American Pit Bulls are among the dogs banned in Britain
© Hulton Archive
American Pit Bulls are among the dogs banned in Britain
Nearly 2,000 children a year now need hospital treatment after being savaged by dogs .

The number has hit a record high despite tough new laws against devil-breed owners , after a series of horrific deaths.

Among the mangled ­children rushed to A&E last year were 39 babies, 611 ­toddlers aged one to four and 528 children aged between five and nine.

The 1,733 traumatised kids were among 7,332 dog-attack ­victims needing hospital ­treatment, a Sunday People investigation has discovered.

That is double the amount from a decade ago, according to the Health and Social Care Information Centre.

In one horrific case last June three-week-old Reggie Blacklin was killed by the family's pet Patterdale terrier at his home in Sunderland.

In 2014, 11-month-old Ava-Jayne Corless was mauled to death in her bed at a house in Blackburn, Lancs, by what is believed to be an American pitbull.

And in 2013, 14-year-old Jade Anderson died after suffering terrible injuries from head to toe when she was attacked by two bull ­mastiffs and two Staffordshire bull terriers while alone at a house in Wigan, Lancs.

Following a national outcry over Jade's death, the Dangerous Dogs' Act was extended to include attacks on private property.

It also raised the maximum jail sentence for those in charge of a killer dog from two years to 14. And last week the minimum sentence for a death was raised to six years.

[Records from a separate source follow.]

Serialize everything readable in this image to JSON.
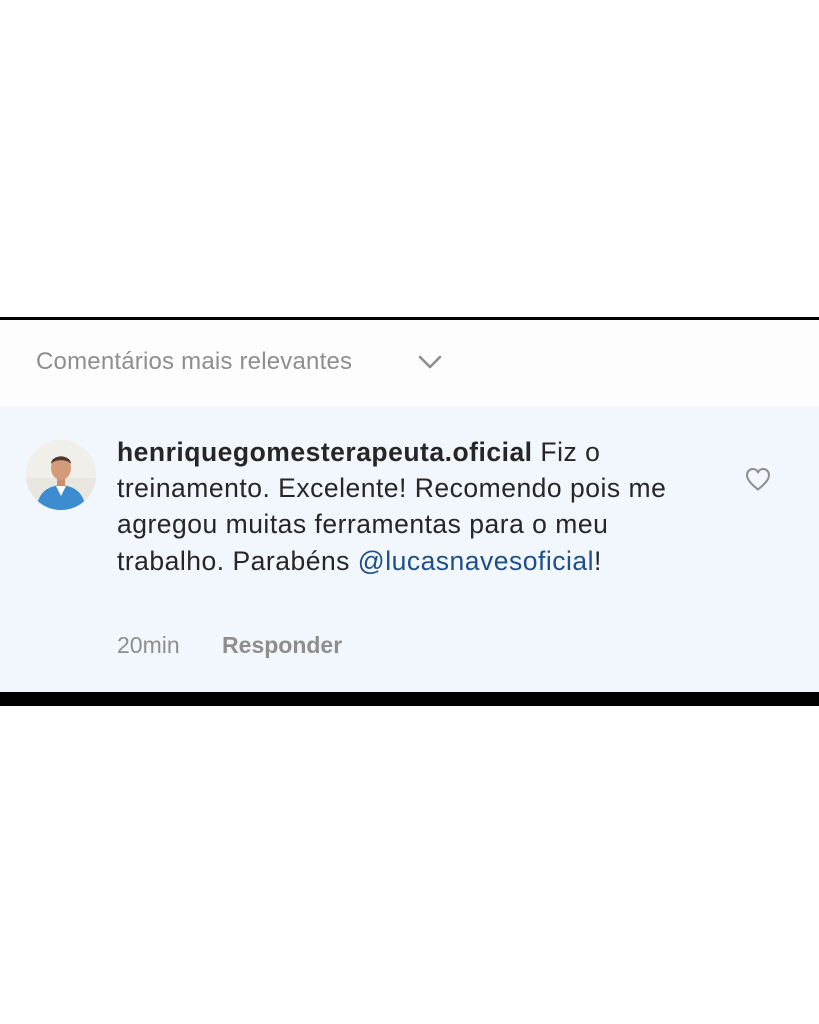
{
  "sort": {
    "label": "Comentários mais relevantes",
    "icon": "chevron-down-icon"
  },
  "comment": {
    "avatar_icon": "avatar",
    "username": "henriquegomesterapeuta.oficial",
    "text_before": " Fiz o treinamento. Excelente! Recomendo pois me agregou muitas ferramentas para o meu trabalho. Parabéns ",
    "mention": "@lucasnavesoficial",
    "text_after": "!",
    "time": "20min",
    "reply_label": "Responder",
    "like_icon": "heart-icon"
  },
  "colors": {
    "text": "#262626",
    "muted": "#8e8e8e",
    "mention": "#1e4f8a",
    "comment_bg": "#f2f7fd"
  }
}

But the number of victims continues to soar. There were 374 kids between 10 and 14 ­attacked last year, 62 aged 15, another 46 aged 16 and 73 17-year-olds.

Experts blame the increase - most not involving banned breeds - on children being ­allowed to treat stressed dogs like ­cuddly teddy bears.

Owners who let their animal get frustrated by leaving it alone for hours or never walking it are also to blame.

Shockingly, social workers are being forced to take children into care to protect them from their family's dog because the authorities have no power to remove the animal if it is not on the banned list - pit bull terriers, Japanese Tosas and Argentine and Brazilian mastiffs.

The most children were taken into care in Derby, North Yorkshire and Knowsley, Merseyside.

These cases are likely to be the tip of the iceberg as most councils refused our Freedom of Information request on cost grounds.

Claude Knights, chief executive of Kidscape , said: "The safety and well-being of children should be paramount. A dog known to pose a danger within a family home should be ­removed and dealt with by the appropriate authorities."

Karen Goodman, an e­xperienced social worker and spokeswoman for the British Association of Social Workers, said: "We cannot remove the danger whatever it may be, and it is absolutely not our job to remove animals although we can recommend a child is ­removed for their safety.

"Dangerous dogs are also a problem for social workers and I have been bitten by dogs in my job and attended visits while being protected by police dog units."

Both charities, the Dogs Trust and the People's Dispensary for Sick Animals (PDSA) are campaigning to raise awareness of dangerous dogs and educate children on how to behave safely around the animals.